Ship alert: Piracy and hijackings off the coast of Somalia

 

Introduction

Members and clients may have seen several articles in the press relating to a recent spate of hijackings off the coast of Somalia .  The pattern which seems to be emerging involves ships transiting the coast of Somalia receiving mayday signals and/or sighting distress flares.  The ships deviate from their course to investigate and respond to the call, and typically find a small craft apparently experiencing difficulties.  However, speedboats loaded with armed men then emerge from the “casualty” and surround the vessel.  The pirates take control of the vessel, order it to proceed into Somali waters and demand a ransom.  They are well organised and appear to be familiar with ship communications.

 

The problem is exacerbated by the little assistance available from law enforcement agencies in Somalia to fight against piracy. Although foreign naval ships operating in the area are aware of the problem, once the hijacking has taken place it is normally difficult for foreign naval vessel to intervene in Somali waters. 

 

Recommendation

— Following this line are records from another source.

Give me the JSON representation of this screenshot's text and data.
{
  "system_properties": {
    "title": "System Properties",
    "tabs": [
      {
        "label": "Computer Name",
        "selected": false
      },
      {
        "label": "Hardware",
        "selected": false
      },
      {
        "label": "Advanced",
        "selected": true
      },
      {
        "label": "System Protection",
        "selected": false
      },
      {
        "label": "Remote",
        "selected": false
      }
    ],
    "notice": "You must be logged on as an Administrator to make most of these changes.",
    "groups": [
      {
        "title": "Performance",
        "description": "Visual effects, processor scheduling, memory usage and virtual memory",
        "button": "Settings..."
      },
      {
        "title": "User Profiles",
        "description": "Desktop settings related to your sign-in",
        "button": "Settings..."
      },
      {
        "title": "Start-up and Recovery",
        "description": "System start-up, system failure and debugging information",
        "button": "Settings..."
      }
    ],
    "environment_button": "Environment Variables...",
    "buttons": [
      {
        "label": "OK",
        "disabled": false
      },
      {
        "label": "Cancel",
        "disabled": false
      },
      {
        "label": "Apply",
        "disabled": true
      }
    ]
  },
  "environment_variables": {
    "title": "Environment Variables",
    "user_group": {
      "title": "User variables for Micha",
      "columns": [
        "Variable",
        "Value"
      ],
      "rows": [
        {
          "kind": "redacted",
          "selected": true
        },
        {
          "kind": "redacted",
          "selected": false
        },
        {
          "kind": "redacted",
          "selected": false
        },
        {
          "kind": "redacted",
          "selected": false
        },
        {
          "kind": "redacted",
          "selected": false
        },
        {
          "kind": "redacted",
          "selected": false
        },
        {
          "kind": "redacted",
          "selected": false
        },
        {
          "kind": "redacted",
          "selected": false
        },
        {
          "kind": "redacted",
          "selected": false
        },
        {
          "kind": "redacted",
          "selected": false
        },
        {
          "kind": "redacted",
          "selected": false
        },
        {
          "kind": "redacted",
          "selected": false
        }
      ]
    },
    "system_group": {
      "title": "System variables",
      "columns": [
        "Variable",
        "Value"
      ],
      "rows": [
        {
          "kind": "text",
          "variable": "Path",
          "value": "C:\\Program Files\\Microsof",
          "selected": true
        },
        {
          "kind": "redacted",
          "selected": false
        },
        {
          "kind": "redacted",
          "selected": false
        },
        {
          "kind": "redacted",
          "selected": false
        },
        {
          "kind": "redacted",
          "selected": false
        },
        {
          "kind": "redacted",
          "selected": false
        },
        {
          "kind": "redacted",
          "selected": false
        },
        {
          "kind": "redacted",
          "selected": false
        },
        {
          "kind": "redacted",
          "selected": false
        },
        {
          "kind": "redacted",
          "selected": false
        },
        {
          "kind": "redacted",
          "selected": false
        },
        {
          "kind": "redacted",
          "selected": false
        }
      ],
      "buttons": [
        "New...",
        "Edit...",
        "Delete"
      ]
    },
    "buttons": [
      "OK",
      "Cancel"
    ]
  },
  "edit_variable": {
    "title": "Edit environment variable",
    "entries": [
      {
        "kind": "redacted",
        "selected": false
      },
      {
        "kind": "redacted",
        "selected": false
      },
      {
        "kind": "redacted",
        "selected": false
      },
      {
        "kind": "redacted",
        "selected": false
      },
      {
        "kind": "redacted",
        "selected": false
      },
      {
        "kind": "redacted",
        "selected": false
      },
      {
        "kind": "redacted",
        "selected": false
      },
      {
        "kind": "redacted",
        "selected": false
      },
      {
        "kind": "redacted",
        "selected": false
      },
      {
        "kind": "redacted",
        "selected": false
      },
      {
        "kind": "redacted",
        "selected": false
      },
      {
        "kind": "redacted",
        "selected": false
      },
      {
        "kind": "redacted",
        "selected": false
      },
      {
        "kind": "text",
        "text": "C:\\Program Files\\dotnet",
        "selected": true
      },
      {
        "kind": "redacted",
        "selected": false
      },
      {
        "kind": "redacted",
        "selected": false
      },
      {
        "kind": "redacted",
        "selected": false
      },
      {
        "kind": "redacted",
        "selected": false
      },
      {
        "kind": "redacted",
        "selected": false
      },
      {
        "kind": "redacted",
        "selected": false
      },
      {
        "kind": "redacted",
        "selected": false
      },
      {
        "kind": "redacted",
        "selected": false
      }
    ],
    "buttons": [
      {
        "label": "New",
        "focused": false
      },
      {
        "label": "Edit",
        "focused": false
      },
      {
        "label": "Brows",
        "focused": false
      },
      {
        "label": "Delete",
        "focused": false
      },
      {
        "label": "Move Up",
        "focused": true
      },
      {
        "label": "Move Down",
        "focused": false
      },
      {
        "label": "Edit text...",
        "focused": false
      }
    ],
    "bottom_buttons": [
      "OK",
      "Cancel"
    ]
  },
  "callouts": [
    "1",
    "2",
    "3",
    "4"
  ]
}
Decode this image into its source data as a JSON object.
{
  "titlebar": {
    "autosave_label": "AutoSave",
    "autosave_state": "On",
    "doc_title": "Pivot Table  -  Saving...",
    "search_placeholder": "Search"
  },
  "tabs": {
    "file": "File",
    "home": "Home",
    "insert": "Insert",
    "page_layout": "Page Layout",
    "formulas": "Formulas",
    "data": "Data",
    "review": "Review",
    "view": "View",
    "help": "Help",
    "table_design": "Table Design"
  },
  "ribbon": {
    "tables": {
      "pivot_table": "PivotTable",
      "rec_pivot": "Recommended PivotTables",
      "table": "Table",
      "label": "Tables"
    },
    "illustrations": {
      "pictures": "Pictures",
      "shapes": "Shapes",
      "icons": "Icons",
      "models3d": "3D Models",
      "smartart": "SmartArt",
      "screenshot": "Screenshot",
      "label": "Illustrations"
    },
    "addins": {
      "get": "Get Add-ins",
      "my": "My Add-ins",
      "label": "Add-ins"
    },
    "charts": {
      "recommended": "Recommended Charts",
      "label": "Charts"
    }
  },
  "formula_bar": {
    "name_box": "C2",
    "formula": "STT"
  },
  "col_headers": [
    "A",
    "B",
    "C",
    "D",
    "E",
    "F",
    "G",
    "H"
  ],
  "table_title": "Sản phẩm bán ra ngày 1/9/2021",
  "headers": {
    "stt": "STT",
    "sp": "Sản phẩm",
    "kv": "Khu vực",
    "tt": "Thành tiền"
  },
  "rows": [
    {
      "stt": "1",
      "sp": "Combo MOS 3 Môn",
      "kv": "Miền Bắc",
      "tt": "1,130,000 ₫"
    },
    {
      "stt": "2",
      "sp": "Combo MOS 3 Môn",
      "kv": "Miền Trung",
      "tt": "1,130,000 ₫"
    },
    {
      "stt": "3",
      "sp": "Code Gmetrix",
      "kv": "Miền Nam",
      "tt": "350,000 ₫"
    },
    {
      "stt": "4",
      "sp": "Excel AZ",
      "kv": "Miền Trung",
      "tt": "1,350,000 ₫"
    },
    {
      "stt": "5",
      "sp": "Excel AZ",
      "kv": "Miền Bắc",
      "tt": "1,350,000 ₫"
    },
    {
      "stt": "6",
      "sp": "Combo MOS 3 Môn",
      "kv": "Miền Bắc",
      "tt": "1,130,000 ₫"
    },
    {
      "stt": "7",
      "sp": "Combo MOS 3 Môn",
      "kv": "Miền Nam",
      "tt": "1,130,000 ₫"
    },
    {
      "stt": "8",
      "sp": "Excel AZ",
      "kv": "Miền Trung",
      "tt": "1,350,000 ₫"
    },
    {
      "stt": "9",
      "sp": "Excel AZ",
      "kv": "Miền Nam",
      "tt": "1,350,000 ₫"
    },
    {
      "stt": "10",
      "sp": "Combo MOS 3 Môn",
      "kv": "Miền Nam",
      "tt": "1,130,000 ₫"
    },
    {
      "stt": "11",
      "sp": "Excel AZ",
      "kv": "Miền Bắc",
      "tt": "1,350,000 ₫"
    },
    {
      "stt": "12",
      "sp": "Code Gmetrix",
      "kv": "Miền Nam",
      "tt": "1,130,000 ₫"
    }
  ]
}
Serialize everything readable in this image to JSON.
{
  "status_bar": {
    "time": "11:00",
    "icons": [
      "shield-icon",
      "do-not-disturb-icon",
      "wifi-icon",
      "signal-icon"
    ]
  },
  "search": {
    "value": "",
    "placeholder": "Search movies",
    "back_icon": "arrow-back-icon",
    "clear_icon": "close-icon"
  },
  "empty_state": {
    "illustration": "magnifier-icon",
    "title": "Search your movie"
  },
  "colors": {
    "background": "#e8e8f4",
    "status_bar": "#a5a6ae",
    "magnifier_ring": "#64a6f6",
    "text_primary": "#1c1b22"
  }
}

Ships transiting the coast of Somalia are advised that any “Mayday” signal and/or other distress call should be treated with extreme caution.  The International Maritime Bureau (IMB) suggests that the Master try to contact one of the foreign naval ships operating in the area before instigating any action, inform the foreign naval vessel of the situation and ask if they would be able to investigate and/or assist. Furthermore, the International Chamber of Commerce’s Commercial Crime Services recommends that ships not making scheduled calls to ports in Somalia should stay away from the coast.

 

A weekly piracy report is issued by the International Chamber of Commerce’s Commercial Crime Services and can be found on their website at http://www.icc-ccs.org/prc/piracyreport.php.